Tuesday, 3 May 2011
Patience on a Spoon
Until recently Antek was not really interested in trying out what a spoon can do. He sat down to eat, one of us would show him the food, tell him what's for breakfast, lunch, dinner, then he would keep waving his spoon around when we were feeding him with another spoon. But recently the same spoon became an object of oh so many possibilities.
It all started with one lunch, when Antek suddenly grabbed his spoon, put it in his small bowl with soup, scooped some out and carefully put it in his mouth. WOW I thought to myself and had to bite my tongue so very hard not to call out for Pawel to come see this, and for Antek to 'do it again, do it again!' So this was fun, he was trying to get some soup straight into his mouth with a spoon - yay, so cool.
Next meal we did what we always do and I sat down all ready for Antek to 'do it again, do it again!'. And, of course, he didn't. He sat down, grabbed the spoon, banged it around happily and waited to be fed. This, I have to say, was a moment of test for me - how easy would it have been to just put the spoon into his hand and lead it into his mouth. My patience was tested and my expectations were taking over, while Antek was happily drumming the spoon on the table, closing his eyes with joy. I slowly fed him with one hand and sat on the other.
Some time ago I was reading about schemas, and how children develop different abilities by endless practising and mastering of the same thing in different contexts, situations and using different tools. That week, it turned out, was a week of banging. The spoon on the table; wooden spoon on the floor; teddy on the floor - oh, teddy doesn't quite make a sound; back to the wooden spoon then - on the rubbish bin; on the fridge door; Next week, as it happens, was a week of putting things into other things - so spoon happily landed in the bowl over and over and over and over... and never went anywhere near the mouth. And bread went into the cup of cammomile tea, followed by a piece of broccoli. In the evening ducks in the bath were put into a little box for endless minutes. And finally I realized that it's a good, long path that will end in Antek grabbing a spoon and eating his soup, but so many things are happening on the way I should probably start paying attention to them rather than waiting for the 'right' moment. (because, that's right - every moment is right:)
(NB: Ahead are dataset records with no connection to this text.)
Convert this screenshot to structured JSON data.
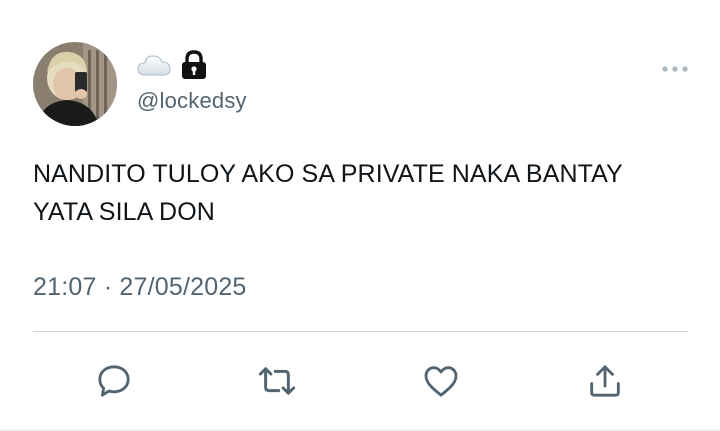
{
  "author": {
    "handle": "@lockedsy",
    "name_icons": [
      "cloud-icon",
      "lock-icon"
    ],
    "avatar": "profile-photo"
  },
  "tweet": {
    "text": "NANDITO TULOY AKO SA PRIVATE NAKA BANTAY YATA SILA DON",
    "time": "21:07",
    "separator": "·",
    "date": "27/05/2025"
  },
  "actions": [
    "reply-icon",
    "retweet-icon",
    "like-icon",
    "share-icon"
  ],
  "colors": {
    "text": "#0f1419",
    "secondary": "#536471",
    "divider": "#cfd9de",
    "icon": "#536471"
  }
}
A friend of mine recenly introduced me to Jon Kabat-Zin and his work on mindfulness. He says: '... there is no need to be impatient with ourselves because we find the mind judging all the time, or because we are tense or agitated or frightened, or because we have been practicing for some time and nothing positive seems to have happened. We give ourselves room to have these experiences. Why? Because we are having them anyway! When they come up they are our reality, they are the part of our life in this moment ... Why rush through some moments to get the other, “better” ones? After all, each one is your life in that moment'. And I guess the same goes for our kids - why rush them into a moment they will get to anyway, a "better" moment, rather than letting so many different experiences be part of their reality? And again - just like with so many other things - I'm sure if he gets there all by himself, the success will be so much sweeter. I am trying my very best to let him discover as many things as possible all by himself...even if it means broccoli in the tea for a while.
So, I continue feeding Antek with one hand and sitting on the other, or hand over to my husband who is a much more patient man than I sometimes am. And Antek is happily picking out raisins from his oatmeal and putting courgettes into his tea. Well, if he likes it that way, why not? :)